The project once complete will reveal the whole building for the first time. It will celebrate Derby’s heritage as a city of makers through its internationally, regionally and locally significant collections and provide public access to all of these collections.
It will provide opportunities for local people to gain new skills and experiences and will aim to raise aspirations of future generations of innovators and makers.
The project will reveal the whole of the Silk Mill building for the first time
This is something absolutely crucial to a city like Derby. If we are to continue as a world-leading manufacturing city, we need to inspire our young people to carry on this proud tradition.
Wayne Hemingway is a leading British designer and co-founder of the National Festival of Making Life.
He said: “Making is part of Britain’s DNA. It’s a story told through the people and the buildings but, as with towns and cities in the UK, it’s a story that is at risk if our young people decide against manufacturing careers and our industries shift their focus abroad.
“Now is the time to inspire a new generation to see what is possible through invention, innovation, skills and risk taking – the making and remaking of real and useful things.
“The Museum of Making at Derby Silk Mill is the perfect vehicle to do this, both through the way it is being created via participatory approaches and by utilising unique assets such as the collections, stories, along with local knowledge and skills, to ensure it is relevant to people’s lives.”
Professor Kevin Bonnett, Dean of the College of Arts, Humanities and Education at the University of Derby, said: “The University of Derby is a proud partner in the Museum of Making project and warmly welcomes this investment to highlight the national and international importance of Derby’s industrial heritage, which are a key part of the identity of our city and the wider county of Derbyshire.
“The university is constantly working to increase our contribution to studying and researching this, and the Silk Mill investment is milestone for our cultural heritage and the economic impact that this can bring.”
Derby College is a partner in the Museum of Making at Derby Silk Mill project.
The college recently launched the Derby Museum Employer Academy to provide additional work experience and learning opportunities for Travel and Tourism and Creative Arts students based at the Roundhouse and the Joseph Wright Centre.
April Hayhurst, the college’s vice-principal of employer and economic affairs, said: “We are delighted with the funding announcement for the exciting plans for the Silk Mill Museum and congratulate Derby Museums on their well-deserved success.
“Students on the Derby Museums Employer Academy will be involved in the development of this project and we are also in discussions about involving our Professional Construction and Construction students on gaining hands-on work experience as the project develops.
“This is fantastic news for Derby.

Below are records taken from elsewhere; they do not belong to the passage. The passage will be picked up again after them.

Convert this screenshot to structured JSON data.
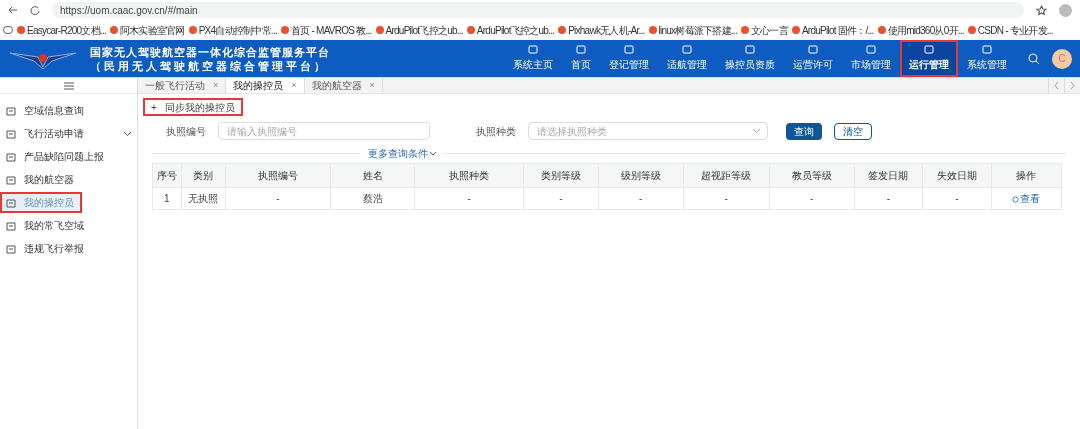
{
  "browser": {
    "url": "https://uom.caac.gov.cn/#/main",
    "bookmarks": [
      {
        "label": "Easycar-R200文档..."
      },
      {
        "label": "阿木实验室官网"
      },
      {
        "label": "PX4自动控制中常..."
      },
      {
        "label": "首页 - MAVROS 教..."
      },
      {
        "label": "ArduPilot飞控之ub..."
      },
      {
        "label": "ArduPilot飞控之ub..."
      },
      {
        "label": "Pixhawk无人机-Ar..."
      },
      {
        "label": "linux树莓派下搭建..."
      },
      {
        "label": "文心一言"
      },
      {
        "label": "ArduPilot 固件：/..."
      },
      {
        "label": "使用mid360从0开..."
      },
      {
        "label": "CSDN - 专业开发..."
      }
    ]
  },
  "header": {
    "title": "国家无人驾驶航空器一体化综合监管服务平台",
    "subtitle": "（民用无人驾驶航空器综合管理平台）",
    "nav": [
      {
        "label": "系统主页",
        "selected": false,
        "highlighted": false
      },
      {
        "label": "首页",
        "selected": false,
        "highlighted": false
      },
      {
        "label": "登记管理",
        "selected": false,
        "highlighted": false
      },
      {
        "label": "适航管理",
        "selected": false,
        "highlighted": false
      },
      {
        "label": "操控员资质",
        "selected": false,
        "highlighted": false
      },
      {
        "label": "运营许可",
        "selected": false,
        "highlighted": false
      },
      {
        "label": "市场管理",
        "selected": false,
        "highlighted": false
      },
      {
        "label": "运行管理",
        "selected": true,
        "highlighted": true
      },
      {
        "label": "系统管理",
        "selected": false,
        "highlighted": false
      }
    ],
    "avatar": "C"
  },
  "tabs": [
    {
      "label": "一般飞行活动",
      "close": "×",
      "selected": false
    },
    {
      "label": "我的操控员",
      "close": "×",
      "selected": true
    },
    {
      "label": "我的航空器",
      "close": "×",
      "selected": false
    }
  ],
  "sidebar": {
    "items": [
      {
        "label": "空域信息查询",
        "selected": false,
        "highlighted": false,
        "expandable": false
      },
      {
        "label": "飞行活动申请",
        "selected": false,
        "highlighted": false,
        "expandable": true
      },
      {
        "label": "产品缺陷问题上报",
        "selected": false,
        "highlighted": false,
        "expandable": false
      },
      {
        "label": "我的航空器",
        "selected": false,
        "highlighted": false,
        "expandable": false
      },
      {
        "label": "我的操控员",
        "selected": true,
        "highlighted": true,
        "expandable": false
      },
      {
        "label": "我的常飞空域",
        "selected": false,
        "highlighted": false,
        "expandable": false
      },
      {
        "label": "违规飞行举报",
        "selected": false,
        "highlighted": false,
        "expandable": false
      }
    ]
  },
  "sync_button": {
    "icon": "+",
    "label": "同步我的操控员",
    "highlighted": true
  },
  "filters": {
    "license_number": {
      "label": "执照编号",
      "placeholder": "请输入执照编号"
    },
    "license_type": {
      "label": "执照种类",
      "placeholder": "请选择执照种类"
    },
    "search_button": "查询",
    "clear_button": "清空",
    "more_conditions": "更多查询条件"
  },
  "table": {
    "columns": [
      "序号",
      "类别",
      "执照编号",
      "姓名",
      "执照种类",
      "类别等级",
      "级别等级",
      "超视距等级",
      "教员等级",
      "签发日期",
      "失效日期",
      "操作"
    ],
    "rows": [
      {
        "cells": [
          "1",
          "无执照",
          "-",
          "蔡浩",
          "-",
          "-",
          "-",
          "-",
          "-",
          "-",
          "-"
        ],
        "action": "查看"
      }
    ]
  }
}
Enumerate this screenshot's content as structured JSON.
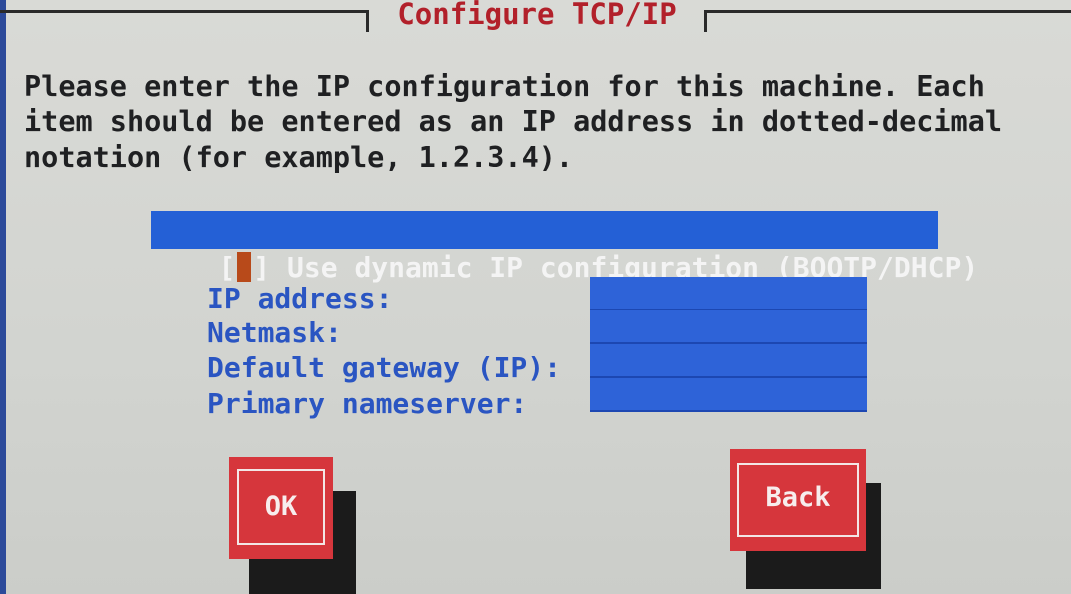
{
  "dialog": {
    "title": "Configure TCP/IP",
    "intro_lines": [
      "Please enter the IP configuration for this machine. Each",
      "item should be entered as an IP address in dotted-decimal",
      "notation (for example, 1.2.3.4)."
    ]
  },
  "dhcp_checkbox": {
    "open_bracket": "[",
    "close_bracket": "]",
    "label": "Use dynamic IP configuration (BOOTP/DHCP)",
    "checked": false
  },
  "fields": [
    {
      "label": "IP address:",
      "value": ""
    },
    {
      "label": "Netmask:",
      "value": ""
    },
    {
      "label": "Default gateway (IP):",
      "value": ""
    },
    {
      "label": "Primary nameserver:",
      "value": ""
    }
  ],
  "buttons": {
    "ok_label": "OK",
    "back_label": "Back"
  },
  "colors": {
    "title": "#b2202a",
    "selection": "#2460d6",
    "label": "#2a55c2",
    "button": "#d6363c",
    "background": "#d4d6d2"
  }
}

It will create a world-class visitor destination and hopefully inspire young people to embrace the city’s innovation pedigree and forge their own future careers.”
Source: Derby Telegraph